Italy’s Pompeii archaeological site has yielded up yet another treasure revealing how the good life was lived in ancient Rome: a four-wheeled chariot that was designed for use during sexy ceremonies.
The intact artifact was unearthed over the past month from a field of ash laid down in the year 79 during the catastrophic eruption of Mount Vesuvius. Nearby, excavators previously found the ash-preserved remains of three horses — including one horse that died in its harness.
Massimo Osanna, outgoing director of the Archaeological Park of Pompeii, suggested that the chariot served a function analogous to modern-day limousines. It’s styled as a type of ceremonial chariot known as a pilentum, and was decorated with bronze and tin medallions depicting men, women and winged Cupids in erotic scenes.

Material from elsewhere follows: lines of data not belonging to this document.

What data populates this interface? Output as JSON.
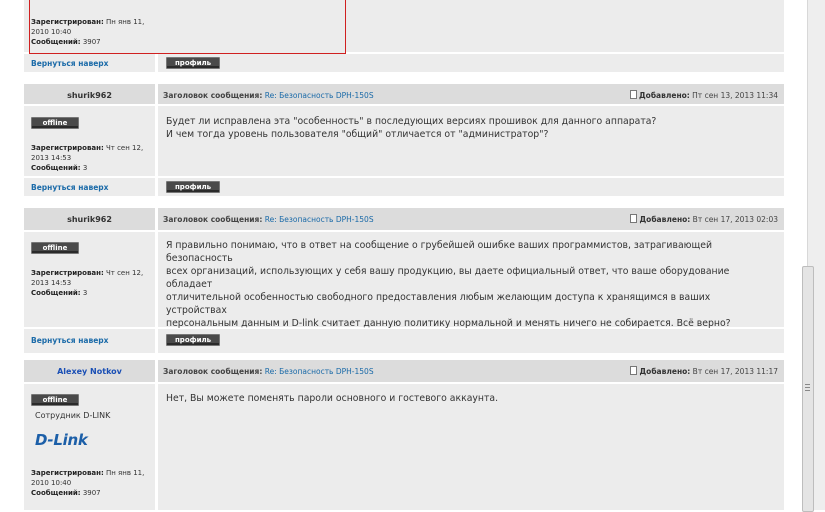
{
  "prev_post": {
    "registered_label": "Зарегистрирован:",
    "registered_value": "Пн янв 11, 2010 10:40",
    "messages_label": "Сообщений:",
    "messages_value": "3907",
    "back_top": "Вернуться наверх",
    "profile": "профиль"
  },
  "posts": [
    {
      "author": "shurik962",
      "subject_label": "Заголовок сообщения:",
      "subject": "Re: Безопасность DPH-150S",
      "posted_label": "Добавлено:",
      "posted": "Пт сен 13, 2013 11:34",
      "status": "offline",
      "registered_label": "Зарегистрирован:",
      "registered_value": "Чт сен 12, 2013 14:53",
      "messages_label": "Сообщений:",
      "messages_value": "3",
      "message_lines": [
        "Будет ли исправлена эта \"особенность\" в последующих версиях прошивок для данного аппарата?",
        "И чем тогда уровень пользователя \"общий\" отличается от \"администратор\"?"
      ],
      "back_top": "Вернуться наверх",
      "profile": "профиль"
    },
    {
      "author": "shurik962",
      "subject_label": "Заголовок сообщения:",
      "subject": "Re: Безопасность DPH-150S",
      "posted_label": "Добавлено:",
      "posted": "Вт сен 17, 2013 02:03",
      "status": "offline",
      "registered_label": "Зарегистрирован:",
      "registered_value": "Чт сен 12, 2013 14:53",
      "messages_label": "Сообщений:",
      "messages_value": "3",
      "message_lines": [
        "Я правильно понимаю, что в ответ на сообщение о грубейшей ошибке ваших программистов, затрагивающей безопасность",
        "всех организаций, использующих у себя вашу продукцию, вы даете официальный ответ, что ваше оборудование обладает",
        "отличительной особенностью свободного предоставления любым желающим доступа к хранящимся в ваших устройствах",
        "персональным данным и D-link считает данную политику нормальной и менять ничего не собирается. Всё верно?"
      ],
      "back_top": "Вернуться наверх",
      "profile": "профиль"
    },
    {
      "author": "Alexey Notkov",
      "subject_label": "Заголовок сообщения:",
      "subject": "Re: Безопасность DPH-150S",
      "posted_label": "Добавлено:",
      "posted": "Вт сен 17, 2013 11:17",
      "status": "offline",
      "role": "Сотрудник D-LINK",
      "logo": "D-Link",
      "registered_label": "Зарегистрирован:",
      "registered_value": "Пн янв 11, 2010 10:40",
      "messages_label": "Сообщений:",
      "messages_value": "3907",
      "message_lines": [
        "Нет, Вы можете поменять пароли основного и гостевого аккаунта."
      ]
    }
  ]
}
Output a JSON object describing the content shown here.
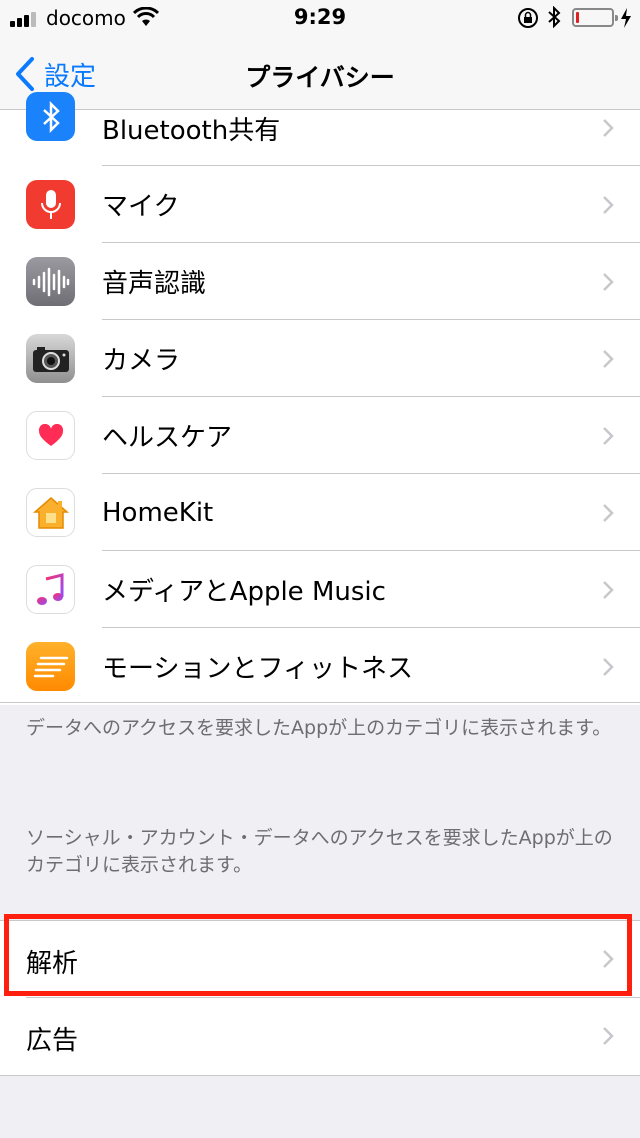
{
  "status_bar": {
    "carrier": "docomo",
    "time": "9:29",
    "battery_level": 0.05,
    "icons": [
      "signal-icon",
      "wifi-icon",
      "rotation-lock-icon",
      "bluetooth-icon",
      "battery-icon",
      "charging-icon"
    ]
  },
  "nav": {
    "back_label": "設定",
    "title": "プライバシー"
  },
  "items": [
    {
      "label": "Bluetooth共有",
      "icon": "bluetooth-icon",
      "color": "#1a82fb"
    },
    {
      "label": "マイク",
      "icon": "microphone-icon",
      "color": "#f23b30"
    },
    {
      "label": "音声認識",
      "icon": "waveform-icon",
      "color": "#8e8e93"
    },
    {
      "label": "カメラ",
      "icon": "camera-icon",
      "color": "#9a9a9a"
    },
    {
      "label": "ヘルスケア",
      "icon": "heart-icon",
      "color": "#ff2d55"
    },
    {
      "label": "HomeKit",
      "icon": "home-icon",
      "color": "#fbb02d"
    },
    {
      "label": "メディアとApple Music",
      "icon": "music-note-icon",
      "color": "#fa2f6c"
    },
    {
      "label": "モーションとフィットネス",
      "icon": "motion-icon",
      "color": "#ff9500"
    }
  ],
  "notes": {
    "apps_note": "データへのアクセスを要求したAppが上のカテゴリに表示されます。",
    "social_note": "ソーシャル・アカウント・データへのアクセスを要求したAppが上のカテゴリに表示されます。"
  },
  "group2": [
    {
      "label": "解析",
      "highlighted": true
    },
    {
      "label": "広告"
    }
  ],
  "colors": {
    "accent": "#0a7aff",
    "highlight": "#ff1f0f"
  }
}
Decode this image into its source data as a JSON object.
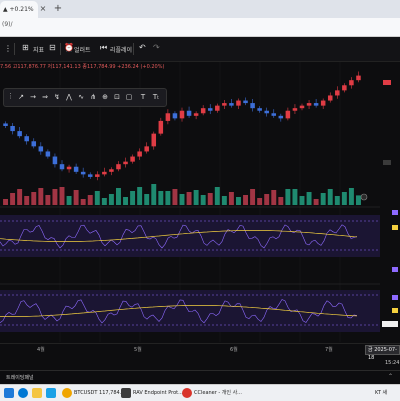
{
  "browser": {
    "tab_title": "▲ +0.21%",
    "tab_close": "×",
    "new_tab": "+",
    "url_text": "(9)/"
  },
  "toolbar": {
    "indicators_label": "지표",
    "alerts_label": "얼러트",
    "replay_label": "리플레이"
  },
  "ohlc_text": "7.56 고117,876.77 저117,141.13 종117,784.99 +236.24 (+0.20%)",
  "drawing_tools": [
    "↗",
    "→",
    "⇒",
    "↯",
    "⋀",
    "∿",
    "⋔",
    "⊕",
    "⊡",
    "▢",
    "T",
    "Tₜ"
  ],
  "time_axis": {
    "labels": [
      "4월",
      "5월",
      "6월",
      "7월"
    ],
    "date_badge": "금 2025-07-18"
  },
  "time_now": "15:24",
  "bottom_panel_title": "트레이딩패널",
  "taskbar": {
    "apps": [
      {
        "label": "BTCUSDT 117,784...",
        "color": "#f0a500"
      },
      {
        "label": "RAV Endpoint Prot...",
        "color": "#3c3c3c"
      },
      {
        "label": "CCleaner - 개인 사...",
        "color": "#d9342b"
      }
    ],
    "tray_text": "KT 새"
  },
  "chart_data": {
    "type": "candlestick",
    "x_labels": [
      "4월",
      "5월",
      "6월",
      "7월"
    ],
    "approx_closes": [
      98,
      96,
      94,
      92,
      90,
      88,
      86,
      83,
      81,
      82,
      80,
      79,
      78,
      79,
      80,
      81,
      83,
      84,
      86,
      88,
      90,
      95,
      100,
      103,
      101,
      104,
      102,
      103,
      105,
      104,
      106,
      107,
      106,
      108,
      107,
      105,
      104,
      103,
      102,
      101,
      104,
      105,
      106,
      107,
      106,
      108,
      110,
      112,
      114,
      116,
      117.8
    ],
    "note": ""
  },
  "colors": {
    "up": "#e03c45",
    "down": "#3d6fd9",
    "vol_up": "#1f8a70",
    "vol_down": "#a23544",
    "accent": "#d9342b"
  }
}
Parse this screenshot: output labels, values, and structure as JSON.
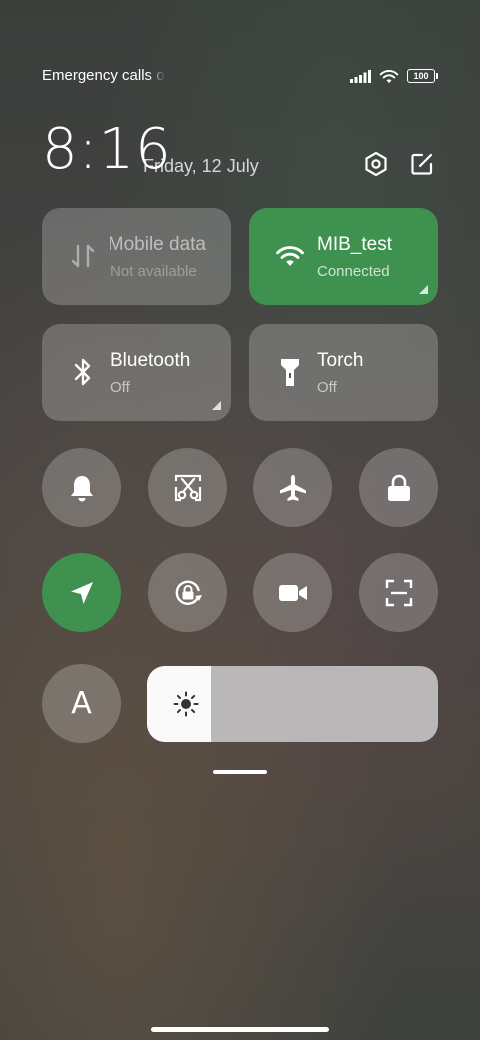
{
  "status_bar": {
    "carrier_text": "Emergency calls o",
    "battery_level": "100",
    "signal_icon": "signal-bars-icon",
    "wifi_icon": "wifi-icon"
  },
  "header": {
    "time": "8:16",
    "date": "Friday, 12 July",
    "settings_icon": "settings-hexagon-icon",
    "edit_icon": "edit-icon"
  },
  "tiles": {
    "mobile_data": {
      "label": "Mobile data",
      "status": "Not available",
      "icon": "mobile-data-arrows-icon"
    },
    "wifi": {
      "label": "MIB_test",
      "status": "Connected",
      "icon": "wifi-icon"
    },
    "bluetooth": {
      "label": "Bluetooth",
      "status": "Off",
      "icon": "bluetooth-icon"
    },
    "torch": {
      "label": "Torch",
      "status": "Off",
      "icon": "torch-icon"
    }
  },
  "toggles": [
    {
      "name": "silent",
      "icon": "bell-icon",
      "active": false
    },
    {
      "name": "screenshot",
      "icon": "scissors-screenshot-icon",
      "active": false
    },
    {
      "name": "airplane-mode",
      "icon": "airplane-icon",
      "active": false
    },
    {
      "name": "lock-screen",
      "icon": "lock-icon",
      "active": false
    },
    {
      "name": "location",
      "icon": "location-arrow-icon",
      "active": true
    },
    {
      "name": "rotation-lock",
      "icon": "rotation-lock-icon",
      "active": false
    },
    {
      "name": "screen-recorder",
      "icon": "video-camera-icon",
      "active": false
    },
    {
      "name": "scanner",
      "icon": "scan-frame-icon",
      "active": false
    },
    {
      "name": "auto-brightness",
      "icon": "letter-a-icon",
      "active": false
    }
  ],
  "auto_brightness_label": "A",
  "brightness": {
    "level": 0.22,
    "icon": "sun-icon"
  },
  "colors": {
    "accent_green": "#3f9150",
    "tile_bg": "rgba(255,255,255,0.22)",
    "slider_fill": "#fafafa",
    "slider_track": "#b9b7b7"
  }
}
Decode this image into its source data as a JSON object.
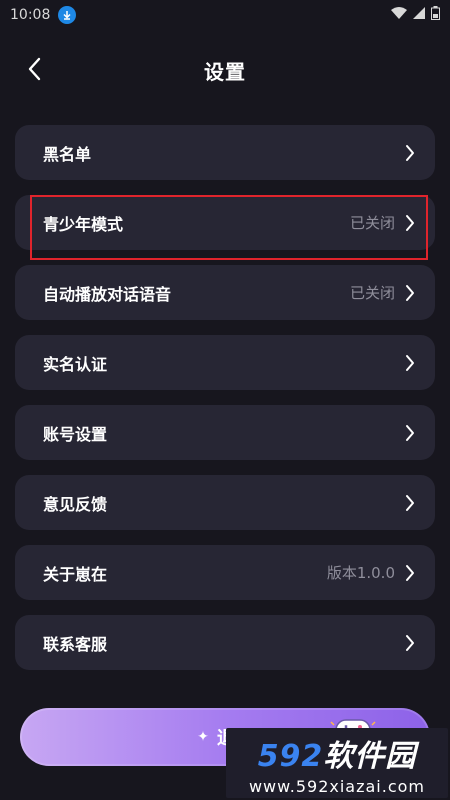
{
  "status_bar": {
    "time": "10:08"
  },
  "header": {
    "title": "设置"
  },
  "settings": {
    "items": [
      {
        "label": "黑名单",
        "value": ""
      },
      {
        "label": "青少年模式",
        "value": "已关闭"
      },
      {
        "label": "自动播放对话语音",
        "value": "已关闭"
      },
      {
        "label": "实名认证",
        "value": ""
      },
      {
        "label": "账号设置",
        "value": ""
      },
      {
        "label": "意见反馈",
        "value": ""
      },
      {
        "label": "关于崽在",
        "value": "版本1.0.0"
      },
      {
        "label": "联系客服",
        "value": ""
      }
    ]
  },
  "logout": {
    "label": "退出"
  },
  "watermark": {
    "brand_num": "592",
    "brand_text": "软件园",
    "url": "www.592xiazai.com"
  },
  "colors": {
    "background": "#17161e",
    "card": "#272634",
    "highlight_border": "#e0242c",
    "secondary_text": "#8f8e9b",
    "logout_gradient_start": "#c7a7f3",
    "logout_gradient_end": "#8d62e8"
  },
  "icons": {
    "back": "chevron-left-icon",
    "row_arrow": "chevron-right-icon",
    "download": "download-icon",
    "wifi": "wifi-icon",
    "signal": "signal-icon",
    "battery": "battery-icon"
  }
}
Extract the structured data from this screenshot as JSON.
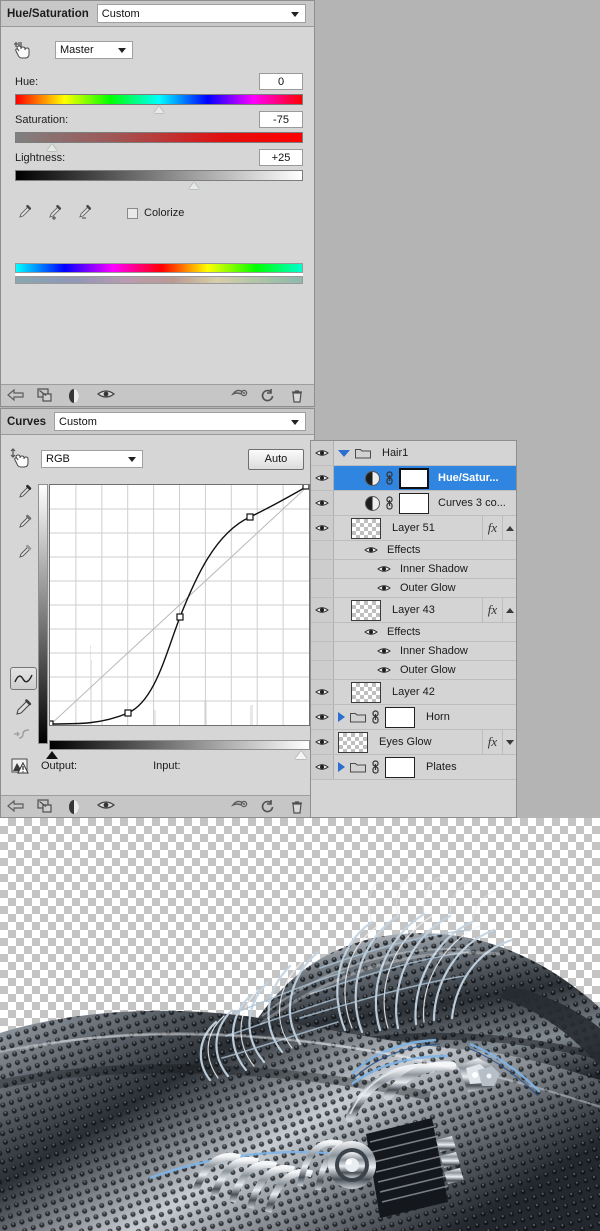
{
  "hue_saturation": {
    "title": "Hue/Saturation",
    "preset": "Custom",
    "target_channel": "Master",
    "targeted_adjust_icon": "hand-target-icon",
    "rows": [
      {
        "label": "Hue:",
        "value": "0",
        "thumb_pct": 50
      },
      {
        "label": "Saturation:",
        "value": "-75",
        "thumb_pct": 13
      },
      {
        "label": "Lightness:",
        "value": "+25",
        "thumb_pct": 62
      }
    ],
    "eyedroppers": [
      "eyedropper-icon",
      "eyedropper-plus-icon",
      "eyedropper-minus-icon"
    ],
    "colorize_label": "Colorize",
    "colorize_checked": false,
    "footer_icons": [
      "return-arrow-icon",
      "clip-to-layer-icon",
      "view-previous-state-icon",
      "toggle-visibility-icon",
      "reset-adjustment-icon",
      "refresh-icon",
      "delete-icon"
    ]
  },
  "curves": {
    "title": "Curves",
    "preset": "Custom",
    "channel": "RGB",
    "auto_label": "Auto",
    "targeted_adjust_icon": "hand-target-icon",
    "tools": [
      "eyedropper-black-icon",
      "eyedropper-gray-icon",
      "eyedropper-white-icon",
      "curve-pencil-tool-icon",
      "pencil-tool-icon",
      "smooth-curve-icon"
    ],
    "curve_tool_selected": "curve-pencil-tool-icon",
    "output_label": "Output:",
    "output_value": "",
    "input_label": "Input:",
    "input_value": "",
    "clipping_warning_icon": "clipping-warning-icon",
    "black_point_pct": 0,
    "white_point_pct": 100,
    "footer_icons": [
      "return-arrow-icon",
      "clip-to-layer-icon",
      "view-previous-state-icon",
      "toggle-visibility-icon",
      "reset-adjustment-icon",
      "refresh-icon",
      "delete-icon"
    ],
    "chart_data": {
      "type": "line",
      "title": "Curves RGB",
      "xlabel": "Input",
      "ylabel": "Output",
      "xlim": [
        0,
        255
      ],
      "ylim": [
        0,
        255
      ],
      "grid": true,
      "grid_divisions": 10,
      "series": [
        {
          "name": "RGB curve",
          "control_points": [
            {
              "input": 0,
              "output": 0
            },
            {
              "input": 77,
              "output": 12
            },
            {
              "input": 150,
              "output": 115
            },
            {
              "input": 197,
              "output": 205
            },
            {
              "input": 255,
              "output": 255
            }
          ]
        },
        {
          "name": "baseline diagonal",
          "control_points": [
            {
              "input": 0,
              "output": 0
            },
            {
              "input": 255,
              "output": 255
            }
          ]
        }
      ]
    }
  },
  "layers": {
    "rows": [
      {
        "kind": "group",
        "name": "Hair1",
        "visible": true,
        "expanded": true,
        "selected": false,
        "indent": 0,
        "has_folder": true,
        "has_mask": false,
        "has_fx": false
      },
      {
        "kind": "adjust",
        "name": "Hue/Satur...",
        "visible": true,
        "selected": true,
        "indent": 1,
        "adjust_icon": "half-circle-adjustment-icon",
        "linked": true,
        "has_mask": true,
        "has_fx": false
      },
      {
        "kind": "adjust",
        "name": "Curves 3 co...",
        "visible": true,
        "selected": false,
        "indent": 1,
        "adjust_icon": "half-circle-adjustment-icon",
        "linked": true,
        "has_mask": true,
        "has_fx": false
      },
      {
        "kind": "pixel",
        "name": "Layer 51",
        "visible": true,
        "selected": false,
        "indent": 1,
        "has_fx": true,
        "fx_expanded": true
      },
      {
        "kind": "effects-header",
        "name": "Effects",
        "visible": true,
        "indent": 2
      },
      {
        "kind": "effect",
        "name": "Inner Shadow",
        "visible": true,
        "indent": 3
      },
      {
        "kind": "effect",
        "name": "Outer Glow",
        "visible": true,
        "indent": 3
      },
      {
        "kind": "pixel",
        "name": "Layer 43",
        "visible": true,
        "selected": false,
        "indent": 1,
        "has_fx": true,
        "fx_expanded": true
      },
      {
        "kind": "effects-header",
        "name": "Effects",
        "visible": true,
        "indent": 2
      },
      {
        "kind": "effect",
        "name": "Inner Shadow",
        "visible": true,
        "indent": 3
      },
      {
        "kind": "effect",
        "name": "Outer Glow",
        "visible": true,
        "indent": 3
      },
      {
        "kind": "pixel",
        "name": "Layer 42",
        "visible": true,
        "selected": false,
        "indent": 1,
        "has_fx": false
      },
      {
        "kind": "group",
        "name": "Horn",
        "visible": true,
        "expanded": false,
        "selected": false,
        "indent": 0,
        "has_folder": true,
        "has_mask": true,
        "has_fx": false
      },
      {
        "kind": "pixel",
        "name": "Eyes Glow",
        "visible": true,
        "selected": false,
        "indent": 0,
        "has_fx": true,
        "fx_expanded": false
      },
      {
        "kind": "group",
        "name": "Plates",
        "visible": true,
        "expanded": false,
        "selected": false,
        "indent": 0,
        "has_folder": true,
        "has_mask": true,
        "has_fx": false
      }
    ]
  },
  "colors": {
    "panel_bg": "#d6d6d6",
    "panel_head": "#c8c8c8",
    "selection_blue": "#2f85e0",
    "canvas_checker": "#c4c4c4",
    "app_bg": "#b4b4b4"
  }
}
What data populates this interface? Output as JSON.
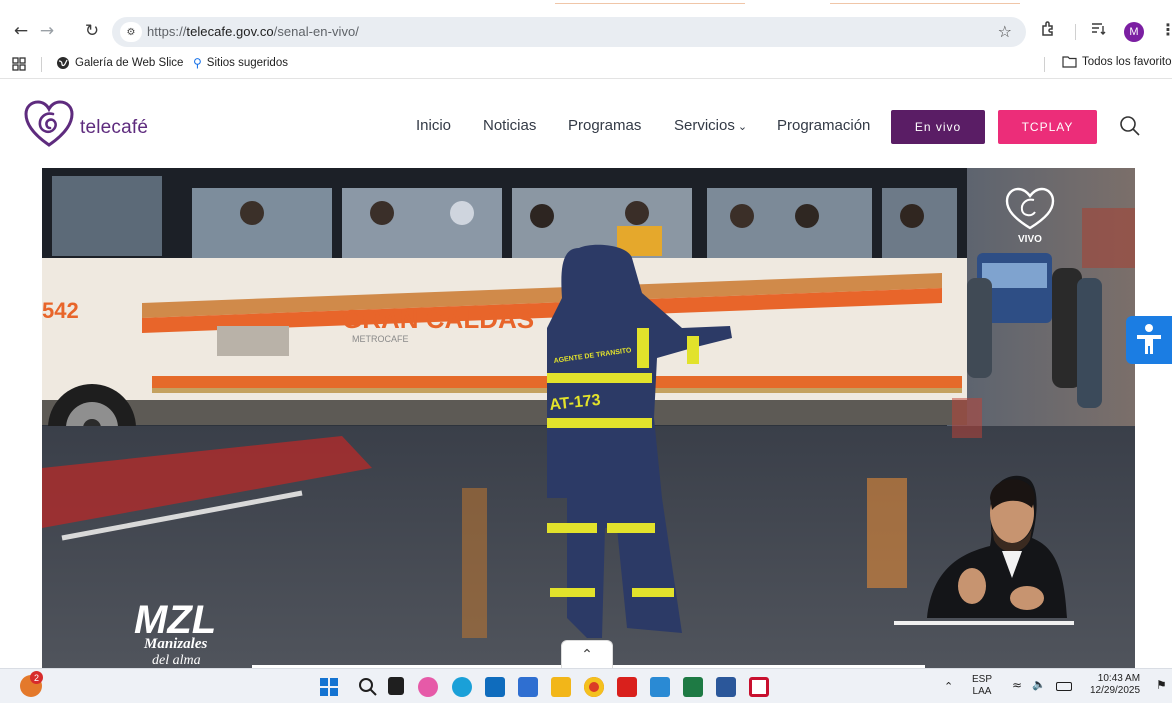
{
  "browser": {
    "nav": {
      "back_icon": "arrow-left-icon",
      "forward_icon": "arrow-right-icon",
      "reload_icon": "reload-icon"
    },
    "address_bar": {
      "scheme": "https://",
      "domain": "telecafe.gov.co",
      "path": "/senal-en-vivo/"
    },
    "bookmarks": {
      "items": [
        {
          "label": "Galería de Web Slice"
        },
        {
          "label": "Sitios sugeridos"
        }
      ],
      "all_favorites": "Todos los favoritos"
    },
    "profile_initial": "M"
  },
  "site": {
    "logo_text": "telecafé",
    "nav": [
      {
        "label": "Inicio"
      },
      {
        "label": "Noticias"
      },
      {
        "label": "Programas"
      },
      {
        "label": "Servicios"
      },
      {
        "label": "Programación"
      }
    ],
    "en_vivo_label": "En vivo",
    "tcplay_label": "TCPLAY",
    "colors": {
      "brand_purple": "#5a1d65",
      "tcplay_pink": "#ec2d79",
      "accessibility_blue": "#1b7de3"
    }
  },
  "video": {
    "bus_text": "GRAN CALDAS",
    "bus_subtext": "METROCAFE",
    "bus_number": "542",
    "jacket_id": "AT-173",
    "jacket_chest": "AGENTE DE TRANSITO",
    "live_bug": "VIVO",
    "brand_overlay": {
      "line1": "MZL",
      "line2": "Manizales",
      "line3": "del alma"
    }
  },
  "taskbar": {
    "notification_count": "2",
    "language": {
      "line1": "ESP",
      "line2": "LAA"
    },
    "time": "10:43 AM",
    "date": "12/29/2025"
  }
}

“The scenes on the medallions which embellish the rear of the chariot refer to Eros … while the numerous studs feature Erotes,” Osanna said in a news release. “Considering that the ancient sources allude to the use of the pilentum by priestesses and ladies, one cannot exclude the possibility that this could have been a chariot used for rituals relating to marriage, for leading the bride to her new household.”